This essay, by Aliya Fisher, 16, from the Bronx High School of Science in the Bronx, N.Y., is one of the top eight winners of the Learning Network’s first-ever STEM Writing Contest, for which we received 1,618 entries. You can find the work of all of our student winners here.

Circadian Rhythms: The Conductor of Our Body’s Symphony

Our bodies are like musical compositions, different instruments completing the whole piece. The heart is the percussion, keeping pace for the rest of our bodies. The digestive system is the bass, providing the foundation everything else body systems need. The brain is the piano, giving us life and coordination. But who is the conductor? To whom do we owe the perfect synchronization of all instruments? The mastermind may come as a surprise, but the miracle-worker of our bodies’ symphony is the circadian clock — a series of molecular cues which integrate external stimuli to keep our bodies’ cycles on a 24-hour schedule.

Our mastermind’s lair is a compartment of the brain called the suprachiasmatic nucleus (S.C.N.), containing only 50,000 of the 86 billion neurons in our body. Our eyes detect light, signaling directly to the S.C.N., as if the conductor were being cued by the mood of the audience. During the day, high intensity light signals the S.C.N. to produce the proteins period (Per) and cryptochrome (Cry), which in turn activate myriad downstream pathways controlling metabolism, sleep and overall activity level. Meanwhile, Per and Cry accumulate in the cytoplasm, reaching critical levels at which they translocate to the nucleus and bind to receptors that shut down the production of Per and Cry. This slows metabolic activity and prepares the body for sleep.

This diurnal feedback loop is the crux of homeostasis, or biological equilibrium, but all musicians know what can happen when the conductor of the orchestra misses a beat. For instance, when we experience jet lag after flying between different time zones, our circadian rhythms are disrupted because our S.C.N.s don’t receive light signals that are out of register with our previous protein accumulation cycles.

Additionally, circadian rhythm disruptions have been linked to obesity. Scientists compared light pollution data across the United States, and brightly-lit urban areas have significantly higher obesity rates. Further studies revealed that a hormone called leptin, responsible for appetite suppression, is regulated by the circadian clock. During the day when activity and energy requirements are increased, leptin expression decreases and thus we eat. When our circadian clocks are disrupted, leptin expression is lower, resulting in abnormally increased appetite and obesity.
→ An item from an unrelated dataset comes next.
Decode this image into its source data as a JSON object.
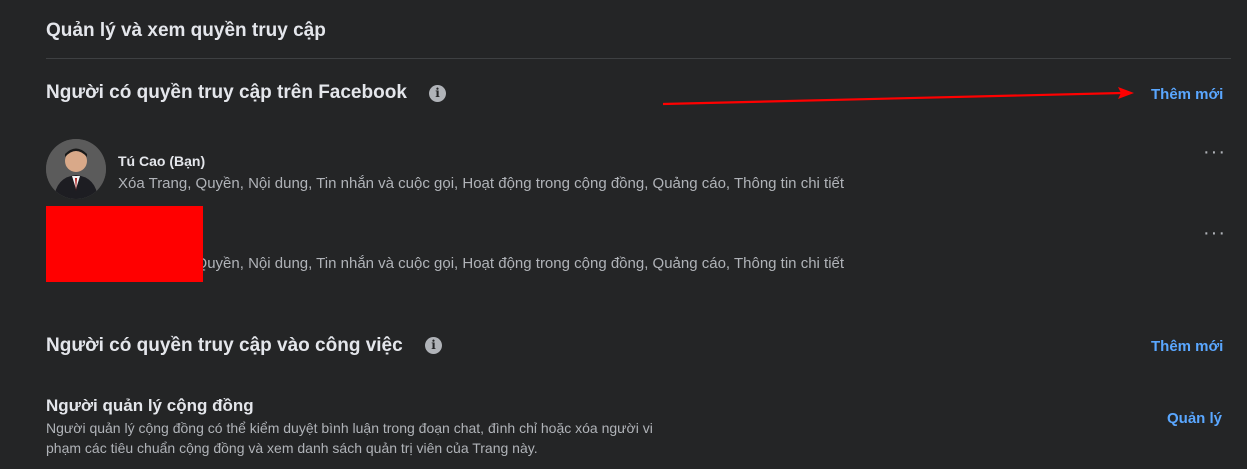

A dive into the rhythmic inner-workings of our bodies can help explain why you have a bad night’s sleep after watching Netflix late at night, or why staying inside all day makes you less hungry. Dysregulated circadian rhythms may cause neurological disorders including Alzheimer’s disease, so further study of this symphony may offer potential treatments. Now, as the orchestra quiets and the conductor bows, scientists applaud the small compartment of our brain that keeps our bodies in sync.

Works Cited

Fonken, Laura K., and Randy J. Nelson. “The Effects of Light at Night on Circadian Clocks and Metabolism.” Endocrine Reviews, 1 Aug. 2014.

Froy, Owen. “Circadian Rhythms and Obesity in Mammals.” ISRN Obesity, 18 Nov. 2012.

Jet Lag — Overview.” American Academy of Sleep Medicine.

Ko, Caroline H., and Joseph S. Takahashi. “Molecular Components of the Mammalian Circadian Clock.” Human Molecular Genetics, 15 Oct. 2006.

Nagourney, Eric. “Some Rhythmic Clues to Alzheimer’s.” The New York Times, 17 April 2001.

Sanders, Laura. “Out-of-Whack Body Clock Causes More Than Sleepiness.” Science News for Students, 3 Dec. 2019.